The Victorian Greens have enthusiastically supported the appointment of a Treaty Authority panel, labelling it a watershed moment.
The Authority - an effective independent umpire for Treaty negotiations - has been legislated, and its funding is guaranteed.
The appointment on Tuesday of five First Nations was welcomed as a significant step for Indigenous Australians, with First Peoples' Assembly co-chair Ngarra Murray saying the conversations will lead to better outcomes for "out people."
"Members of the Treaty Authority are respected figures of our communities who will have the responsibility and cultural authority to bring us together as we begin treaty negotiations," she said.
The state opposition questioned the salary of authority members, who are set to earn close to $400,000, but Minister for Treaty and First Peoples, Natalie Hutchins, told reporters on Tuesday the panel were entitled to be paid for the work they do.
On Wednesday, the Greens, who hold four seats in each of Victoria's houses of parliament and have supported all legislation around Treaty negotiations in the state, said the Authority appointments moved the state one step closer to Treaty.
"The task of negotiating the statewide Treaty will be historic," said party leader Samantha Ratnam.
"For more than a year the truth-telling commission has told the painful but important truth of our past, and the impact Australia's racist, colonial history has had on First Nations people."

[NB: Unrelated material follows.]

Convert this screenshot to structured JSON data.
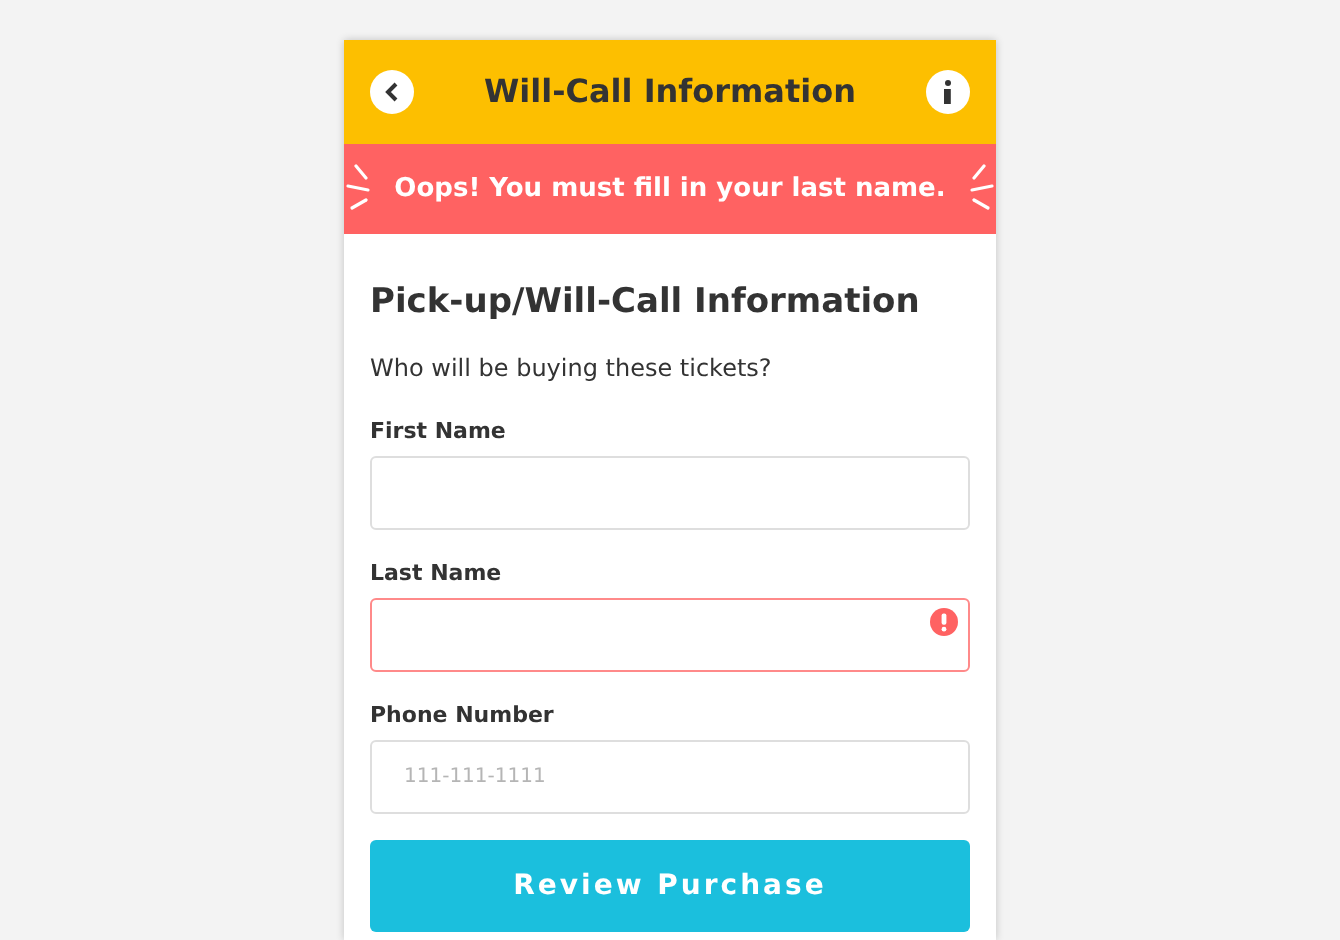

The Yoorrook truth-telling commission - one of the significant policies recommended by the Assembly during its first term - saw then Premier Daniel Andrews, as well as ministers front or make statements, with Police Commissioner Shane Patton apologising for the harm caused by Victorian Police towards Indigenous Victorians.
Ms Ratnam said the Yoorrook commission also told of "our present" and the harms that still remain from colonisation.
"We see them in the laws and policies that cause deaths in custody, children still being taken from families, and in the trauma and impoverishment of many First Nations people," she said.
"Now we must see a Treaty deliver peace, justice, rights and healing for the First peoples of this land."